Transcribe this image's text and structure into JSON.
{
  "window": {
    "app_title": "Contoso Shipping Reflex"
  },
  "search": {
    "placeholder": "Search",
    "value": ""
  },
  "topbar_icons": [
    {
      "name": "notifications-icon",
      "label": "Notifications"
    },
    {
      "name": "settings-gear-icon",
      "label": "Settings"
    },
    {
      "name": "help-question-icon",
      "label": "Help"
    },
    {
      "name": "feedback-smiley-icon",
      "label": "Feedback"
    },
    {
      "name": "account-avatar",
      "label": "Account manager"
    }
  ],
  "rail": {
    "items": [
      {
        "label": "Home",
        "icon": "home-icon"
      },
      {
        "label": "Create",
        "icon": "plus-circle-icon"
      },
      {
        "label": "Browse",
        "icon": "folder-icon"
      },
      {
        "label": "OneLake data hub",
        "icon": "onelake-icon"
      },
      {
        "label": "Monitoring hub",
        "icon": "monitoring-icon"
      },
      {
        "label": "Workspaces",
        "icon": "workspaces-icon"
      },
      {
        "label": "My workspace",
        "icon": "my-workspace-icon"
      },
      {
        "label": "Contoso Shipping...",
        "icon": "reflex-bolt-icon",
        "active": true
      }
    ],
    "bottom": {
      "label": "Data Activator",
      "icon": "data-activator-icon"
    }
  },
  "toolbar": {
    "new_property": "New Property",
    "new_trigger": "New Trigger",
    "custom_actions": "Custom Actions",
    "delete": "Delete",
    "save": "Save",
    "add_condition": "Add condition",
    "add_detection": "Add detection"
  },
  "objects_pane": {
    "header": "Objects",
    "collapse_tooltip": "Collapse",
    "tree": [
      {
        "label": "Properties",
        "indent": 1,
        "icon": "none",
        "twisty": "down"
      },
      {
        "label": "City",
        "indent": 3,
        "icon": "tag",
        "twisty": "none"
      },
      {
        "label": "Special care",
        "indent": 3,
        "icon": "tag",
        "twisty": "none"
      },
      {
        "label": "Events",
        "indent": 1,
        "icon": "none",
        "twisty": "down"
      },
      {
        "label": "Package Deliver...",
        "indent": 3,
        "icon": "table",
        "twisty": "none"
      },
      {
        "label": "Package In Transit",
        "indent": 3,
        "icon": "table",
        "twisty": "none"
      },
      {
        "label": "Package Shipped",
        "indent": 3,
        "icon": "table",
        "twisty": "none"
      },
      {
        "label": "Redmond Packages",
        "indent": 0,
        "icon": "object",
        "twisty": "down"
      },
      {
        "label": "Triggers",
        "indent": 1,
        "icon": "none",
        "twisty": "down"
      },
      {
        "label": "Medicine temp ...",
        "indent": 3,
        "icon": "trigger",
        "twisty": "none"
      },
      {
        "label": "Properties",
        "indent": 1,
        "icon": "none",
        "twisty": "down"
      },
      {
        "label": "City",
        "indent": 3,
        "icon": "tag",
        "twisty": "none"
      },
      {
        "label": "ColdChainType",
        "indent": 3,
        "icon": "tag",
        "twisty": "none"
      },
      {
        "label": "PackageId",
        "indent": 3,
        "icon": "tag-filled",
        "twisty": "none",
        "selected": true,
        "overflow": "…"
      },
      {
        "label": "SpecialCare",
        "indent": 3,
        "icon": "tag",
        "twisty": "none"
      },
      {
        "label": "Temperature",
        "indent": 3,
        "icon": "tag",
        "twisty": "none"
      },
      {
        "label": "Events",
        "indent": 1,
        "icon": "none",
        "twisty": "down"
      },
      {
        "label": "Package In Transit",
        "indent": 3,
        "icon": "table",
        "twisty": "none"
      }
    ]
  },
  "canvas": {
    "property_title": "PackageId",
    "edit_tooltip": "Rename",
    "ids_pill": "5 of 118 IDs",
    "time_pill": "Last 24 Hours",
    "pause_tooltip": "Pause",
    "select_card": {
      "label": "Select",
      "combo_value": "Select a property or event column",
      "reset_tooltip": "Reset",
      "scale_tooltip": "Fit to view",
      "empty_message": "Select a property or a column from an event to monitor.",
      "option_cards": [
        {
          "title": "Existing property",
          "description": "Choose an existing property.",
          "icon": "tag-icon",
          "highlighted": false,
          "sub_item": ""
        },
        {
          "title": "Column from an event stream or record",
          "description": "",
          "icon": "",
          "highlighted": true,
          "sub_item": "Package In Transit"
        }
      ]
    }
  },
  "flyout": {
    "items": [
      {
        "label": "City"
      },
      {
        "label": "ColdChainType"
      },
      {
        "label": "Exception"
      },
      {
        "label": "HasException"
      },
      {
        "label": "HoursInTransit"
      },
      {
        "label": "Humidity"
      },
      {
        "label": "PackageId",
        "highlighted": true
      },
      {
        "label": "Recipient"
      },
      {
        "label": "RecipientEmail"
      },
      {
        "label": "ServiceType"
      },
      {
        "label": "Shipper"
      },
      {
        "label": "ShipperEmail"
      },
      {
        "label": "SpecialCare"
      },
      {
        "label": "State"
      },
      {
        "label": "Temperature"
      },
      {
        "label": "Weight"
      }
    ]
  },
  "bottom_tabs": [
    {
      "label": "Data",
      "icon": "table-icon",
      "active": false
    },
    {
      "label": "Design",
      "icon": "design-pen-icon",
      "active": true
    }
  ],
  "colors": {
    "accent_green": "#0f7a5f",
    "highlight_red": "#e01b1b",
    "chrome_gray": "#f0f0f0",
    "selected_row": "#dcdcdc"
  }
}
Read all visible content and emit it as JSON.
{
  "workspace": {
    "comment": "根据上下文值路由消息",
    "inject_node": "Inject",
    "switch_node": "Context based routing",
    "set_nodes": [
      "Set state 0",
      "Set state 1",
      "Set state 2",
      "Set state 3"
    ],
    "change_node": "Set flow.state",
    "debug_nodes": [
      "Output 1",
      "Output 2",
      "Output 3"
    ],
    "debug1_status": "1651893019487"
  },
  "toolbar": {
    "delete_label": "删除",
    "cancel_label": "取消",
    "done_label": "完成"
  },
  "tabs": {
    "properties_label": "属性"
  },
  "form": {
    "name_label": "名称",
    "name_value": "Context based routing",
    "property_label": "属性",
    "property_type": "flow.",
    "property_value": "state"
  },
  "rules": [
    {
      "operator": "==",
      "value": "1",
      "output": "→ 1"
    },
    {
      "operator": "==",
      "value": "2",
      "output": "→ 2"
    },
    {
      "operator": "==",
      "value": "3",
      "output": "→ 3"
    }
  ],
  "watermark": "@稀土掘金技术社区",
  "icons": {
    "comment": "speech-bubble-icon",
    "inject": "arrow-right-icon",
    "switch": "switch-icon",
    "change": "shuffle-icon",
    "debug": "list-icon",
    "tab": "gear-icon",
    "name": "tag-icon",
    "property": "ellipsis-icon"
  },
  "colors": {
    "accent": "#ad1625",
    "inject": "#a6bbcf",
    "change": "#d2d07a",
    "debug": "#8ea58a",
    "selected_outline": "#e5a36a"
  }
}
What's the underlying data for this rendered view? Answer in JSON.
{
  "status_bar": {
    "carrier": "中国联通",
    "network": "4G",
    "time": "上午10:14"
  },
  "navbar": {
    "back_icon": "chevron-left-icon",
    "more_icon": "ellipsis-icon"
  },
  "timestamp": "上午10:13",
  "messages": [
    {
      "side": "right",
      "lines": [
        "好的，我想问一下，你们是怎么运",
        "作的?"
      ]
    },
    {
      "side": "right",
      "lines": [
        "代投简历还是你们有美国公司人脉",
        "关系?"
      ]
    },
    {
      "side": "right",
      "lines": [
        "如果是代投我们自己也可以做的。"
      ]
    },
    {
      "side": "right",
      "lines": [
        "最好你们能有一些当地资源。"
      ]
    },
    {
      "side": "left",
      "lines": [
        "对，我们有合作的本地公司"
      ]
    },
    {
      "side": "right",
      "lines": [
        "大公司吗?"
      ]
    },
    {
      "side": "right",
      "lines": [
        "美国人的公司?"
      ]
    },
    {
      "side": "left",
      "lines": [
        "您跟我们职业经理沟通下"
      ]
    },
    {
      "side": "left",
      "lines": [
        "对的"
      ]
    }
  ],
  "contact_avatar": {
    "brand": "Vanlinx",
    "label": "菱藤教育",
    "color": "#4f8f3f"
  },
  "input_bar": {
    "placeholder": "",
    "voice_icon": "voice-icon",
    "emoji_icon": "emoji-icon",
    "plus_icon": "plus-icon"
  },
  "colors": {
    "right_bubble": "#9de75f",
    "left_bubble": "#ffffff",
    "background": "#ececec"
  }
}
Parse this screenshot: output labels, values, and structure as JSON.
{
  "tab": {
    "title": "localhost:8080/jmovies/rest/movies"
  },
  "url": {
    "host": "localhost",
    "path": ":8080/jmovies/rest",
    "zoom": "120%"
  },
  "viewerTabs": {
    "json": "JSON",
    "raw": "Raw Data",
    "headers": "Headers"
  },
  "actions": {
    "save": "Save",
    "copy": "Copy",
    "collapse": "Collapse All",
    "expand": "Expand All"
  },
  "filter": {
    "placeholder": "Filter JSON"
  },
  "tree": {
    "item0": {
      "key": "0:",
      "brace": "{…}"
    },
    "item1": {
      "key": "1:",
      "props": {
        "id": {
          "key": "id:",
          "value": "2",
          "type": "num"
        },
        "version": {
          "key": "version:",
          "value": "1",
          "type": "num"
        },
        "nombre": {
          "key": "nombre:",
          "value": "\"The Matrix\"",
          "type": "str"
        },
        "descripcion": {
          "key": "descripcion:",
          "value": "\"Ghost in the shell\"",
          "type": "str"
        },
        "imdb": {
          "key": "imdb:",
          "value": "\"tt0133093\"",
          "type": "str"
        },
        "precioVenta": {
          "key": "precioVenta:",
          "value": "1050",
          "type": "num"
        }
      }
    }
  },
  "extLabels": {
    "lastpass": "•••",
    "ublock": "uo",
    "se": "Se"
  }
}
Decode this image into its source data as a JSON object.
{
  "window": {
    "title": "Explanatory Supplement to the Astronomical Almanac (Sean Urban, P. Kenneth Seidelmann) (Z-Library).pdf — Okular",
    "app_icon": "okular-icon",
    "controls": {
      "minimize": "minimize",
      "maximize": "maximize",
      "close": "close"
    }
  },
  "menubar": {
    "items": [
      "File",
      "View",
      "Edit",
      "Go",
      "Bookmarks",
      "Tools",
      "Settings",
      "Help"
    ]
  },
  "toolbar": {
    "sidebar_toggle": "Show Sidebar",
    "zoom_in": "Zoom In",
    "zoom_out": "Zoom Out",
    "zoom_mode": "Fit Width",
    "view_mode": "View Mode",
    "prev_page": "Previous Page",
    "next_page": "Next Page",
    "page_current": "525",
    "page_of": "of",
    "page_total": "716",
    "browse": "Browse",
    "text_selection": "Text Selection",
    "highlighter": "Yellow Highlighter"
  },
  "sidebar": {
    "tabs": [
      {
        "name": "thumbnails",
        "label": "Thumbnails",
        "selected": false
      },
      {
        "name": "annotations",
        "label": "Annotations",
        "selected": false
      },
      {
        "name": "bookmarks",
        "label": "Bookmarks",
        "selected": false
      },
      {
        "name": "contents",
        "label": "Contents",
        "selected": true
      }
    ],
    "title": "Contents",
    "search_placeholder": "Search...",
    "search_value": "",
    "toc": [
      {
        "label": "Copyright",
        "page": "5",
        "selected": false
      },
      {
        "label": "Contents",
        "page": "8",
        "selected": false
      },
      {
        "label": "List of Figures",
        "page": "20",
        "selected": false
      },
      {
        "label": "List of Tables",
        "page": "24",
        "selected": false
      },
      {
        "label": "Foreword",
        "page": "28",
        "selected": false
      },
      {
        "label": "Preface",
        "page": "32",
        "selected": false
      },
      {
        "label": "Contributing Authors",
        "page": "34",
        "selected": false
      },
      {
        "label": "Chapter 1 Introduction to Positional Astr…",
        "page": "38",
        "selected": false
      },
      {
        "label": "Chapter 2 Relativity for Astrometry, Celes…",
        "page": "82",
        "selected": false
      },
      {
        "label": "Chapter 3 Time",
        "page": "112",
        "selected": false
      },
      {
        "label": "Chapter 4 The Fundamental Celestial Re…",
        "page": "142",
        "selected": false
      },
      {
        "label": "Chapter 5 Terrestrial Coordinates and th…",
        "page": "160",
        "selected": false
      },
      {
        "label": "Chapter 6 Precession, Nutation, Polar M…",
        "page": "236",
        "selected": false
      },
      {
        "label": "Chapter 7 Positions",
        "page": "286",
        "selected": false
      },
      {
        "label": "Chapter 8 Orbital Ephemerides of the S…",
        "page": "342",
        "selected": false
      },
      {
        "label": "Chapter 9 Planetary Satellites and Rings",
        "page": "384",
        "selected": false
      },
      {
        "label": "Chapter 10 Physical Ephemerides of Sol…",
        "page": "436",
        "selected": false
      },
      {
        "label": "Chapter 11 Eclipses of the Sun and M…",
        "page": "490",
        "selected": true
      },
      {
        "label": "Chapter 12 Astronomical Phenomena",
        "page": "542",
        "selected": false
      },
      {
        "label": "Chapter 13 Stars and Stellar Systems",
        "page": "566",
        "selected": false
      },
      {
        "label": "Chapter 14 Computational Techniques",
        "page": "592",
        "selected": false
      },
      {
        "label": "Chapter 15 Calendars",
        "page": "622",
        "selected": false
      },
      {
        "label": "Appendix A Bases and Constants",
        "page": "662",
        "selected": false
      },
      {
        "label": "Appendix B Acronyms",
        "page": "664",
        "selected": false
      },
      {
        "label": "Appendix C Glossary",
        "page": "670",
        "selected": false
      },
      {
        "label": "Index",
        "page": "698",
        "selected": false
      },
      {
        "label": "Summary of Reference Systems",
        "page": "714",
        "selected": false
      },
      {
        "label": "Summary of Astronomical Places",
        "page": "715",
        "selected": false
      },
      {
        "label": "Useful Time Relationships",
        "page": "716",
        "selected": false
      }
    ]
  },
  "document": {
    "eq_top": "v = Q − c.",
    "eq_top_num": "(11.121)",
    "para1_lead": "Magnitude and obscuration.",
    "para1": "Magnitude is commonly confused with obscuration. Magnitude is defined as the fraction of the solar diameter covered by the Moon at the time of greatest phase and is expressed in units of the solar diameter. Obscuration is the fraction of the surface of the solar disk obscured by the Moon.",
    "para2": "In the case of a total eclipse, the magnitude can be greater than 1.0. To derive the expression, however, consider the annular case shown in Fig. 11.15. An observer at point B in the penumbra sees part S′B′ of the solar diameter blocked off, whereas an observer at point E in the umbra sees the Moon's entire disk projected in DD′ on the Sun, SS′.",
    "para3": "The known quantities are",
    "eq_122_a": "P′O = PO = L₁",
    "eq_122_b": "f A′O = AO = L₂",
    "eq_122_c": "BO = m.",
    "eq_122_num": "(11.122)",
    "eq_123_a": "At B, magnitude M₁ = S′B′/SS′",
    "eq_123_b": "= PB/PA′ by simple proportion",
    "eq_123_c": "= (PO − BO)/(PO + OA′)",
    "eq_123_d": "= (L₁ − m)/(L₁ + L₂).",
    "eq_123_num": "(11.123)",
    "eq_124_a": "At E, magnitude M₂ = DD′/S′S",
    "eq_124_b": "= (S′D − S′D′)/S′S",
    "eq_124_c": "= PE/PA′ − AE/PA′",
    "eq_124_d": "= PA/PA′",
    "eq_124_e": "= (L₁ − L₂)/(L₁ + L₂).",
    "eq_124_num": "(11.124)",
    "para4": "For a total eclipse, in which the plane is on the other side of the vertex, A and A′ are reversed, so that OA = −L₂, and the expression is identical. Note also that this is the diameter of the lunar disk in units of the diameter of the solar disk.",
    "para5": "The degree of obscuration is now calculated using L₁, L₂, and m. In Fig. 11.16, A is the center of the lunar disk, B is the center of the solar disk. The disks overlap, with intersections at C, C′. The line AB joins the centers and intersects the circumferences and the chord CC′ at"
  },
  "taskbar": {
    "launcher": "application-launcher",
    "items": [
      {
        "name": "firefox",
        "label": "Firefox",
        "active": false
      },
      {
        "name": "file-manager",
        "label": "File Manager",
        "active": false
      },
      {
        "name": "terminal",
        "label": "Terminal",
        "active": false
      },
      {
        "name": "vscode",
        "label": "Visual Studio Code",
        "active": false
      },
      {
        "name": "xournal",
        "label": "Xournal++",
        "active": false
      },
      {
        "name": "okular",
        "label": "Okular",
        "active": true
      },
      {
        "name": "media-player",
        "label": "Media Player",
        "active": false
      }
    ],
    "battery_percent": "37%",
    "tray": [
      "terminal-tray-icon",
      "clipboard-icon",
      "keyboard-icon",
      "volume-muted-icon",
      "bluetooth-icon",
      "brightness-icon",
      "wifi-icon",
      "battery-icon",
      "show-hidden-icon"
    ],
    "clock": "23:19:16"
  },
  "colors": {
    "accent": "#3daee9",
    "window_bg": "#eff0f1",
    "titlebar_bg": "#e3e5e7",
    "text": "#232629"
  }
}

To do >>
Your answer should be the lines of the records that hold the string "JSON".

Answer section >>
Transcribe this image's text and structure into JSON.
Read all visible content and emit it as JSON.
What's the underlying data for this rendered view? Answer in JSON.
Parse this screenshot: output labels, values, and structure as JSON.
    "json": "JSON",
    "placeholder": "Filter JSON"
Decode this image into its source data as a JSON object.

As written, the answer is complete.